It's become almost voguish for members of bands to reveal that their music tastes are somewhat removed from the music they make with their mates. In nearly every interview he ever did, Bloc Party's Kele Okereke (he's dropped the surname, Madonna-style, for this debut solo release) seemed to mention his love of modern R&B or dance music, and though his band's output did dabble in dance music especially, it never quite matched up to the bluster.
No one could accuse Bloc Party of being averse to the dancefloor, or electronic music in general. Having internalized the jerky rhythmic lessons of their post-punk influences, they've eagerly outfitted their songs with club-friendly accoutrements and commissioned two albums of remixes. Yet the band is also often considered a major caretaker of trad-rock's rapidly diminishing flame, largely owing to its anthemics and lead singer Kele Okereke's lyrical earnestness.
Have you ever been in a social situation where you’re around a couple who are obviously on the verge of some chaotic relationship breakdown? It’s a whole new dawn of awkwardness. Resentful glares, forced bonhomie, irreconcilable differences shoddily patched up for the sake of appearances. It’s the sort of situation that Bloc Party could have soundtracked with their last album Intimacy, a record that summoned the indie grim-reaper like no other. ‘I want to make harsh electronic music’ said Kele, resigning Matt Tong’s drumming to the fingers-on-table variety, whilst guitarist Russell Lissack did um… well, not much really.

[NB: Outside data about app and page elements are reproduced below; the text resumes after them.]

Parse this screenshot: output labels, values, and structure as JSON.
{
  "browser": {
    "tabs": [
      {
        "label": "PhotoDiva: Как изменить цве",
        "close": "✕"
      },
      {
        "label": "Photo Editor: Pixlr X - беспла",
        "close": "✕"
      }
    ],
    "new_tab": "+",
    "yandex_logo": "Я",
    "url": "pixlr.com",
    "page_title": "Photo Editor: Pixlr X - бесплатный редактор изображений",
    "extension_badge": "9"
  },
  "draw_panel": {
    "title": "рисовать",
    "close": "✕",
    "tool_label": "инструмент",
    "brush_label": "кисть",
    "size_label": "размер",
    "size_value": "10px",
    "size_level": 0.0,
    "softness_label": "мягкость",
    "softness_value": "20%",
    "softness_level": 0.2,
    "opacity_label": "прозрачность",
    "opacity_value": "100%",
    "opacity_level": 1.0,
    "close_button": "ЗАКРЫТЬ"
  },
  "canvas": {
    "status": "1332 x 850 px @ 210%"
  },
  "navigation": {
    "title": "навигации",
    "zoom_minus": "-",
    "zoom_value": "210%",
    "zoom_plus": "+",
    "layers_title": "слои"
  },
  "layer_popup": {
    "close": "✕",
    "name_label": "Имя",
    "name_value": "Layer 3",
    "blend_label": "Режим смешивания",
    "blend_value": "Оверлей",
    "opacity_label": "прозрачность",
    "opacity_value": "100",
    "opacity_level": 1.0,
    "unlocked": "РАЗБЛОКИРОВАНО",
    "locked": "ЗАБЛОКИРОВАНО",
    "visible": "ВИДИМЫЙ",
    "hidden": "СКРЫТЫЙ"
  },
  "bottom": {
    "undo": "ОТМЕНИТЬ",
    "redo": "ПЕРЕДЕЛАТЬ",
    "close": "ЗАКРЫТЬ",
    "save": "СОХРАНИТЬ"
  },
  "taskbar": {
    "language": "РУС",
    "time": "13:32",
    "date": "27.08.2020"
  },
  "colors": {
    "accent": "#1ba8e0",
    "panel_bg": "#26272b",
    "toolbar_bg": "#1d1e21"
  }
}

People used to buy physical copies of records. This process, known then as the music business, involved exchanging hard currency for acetate or vinyl. It was intimately connected to the record stores in which this took place processing and pigeonholing bands for commercial purposes. However, by the early ‘90s, bands were blurring the lines between music in the rock/pop sections and the dance/electronic sections of these record stores. On a mainstream level that was very commercially appealing. Bloc Party were a part of this, too, helping to demolish indie kids’ prejudices towards dance music, and perhaps even towards dancing itself. They also performed several spectacular ram-raids on the charts with killer singles like “Helicopter”, “Banquet”, and, more recently, “Flux”.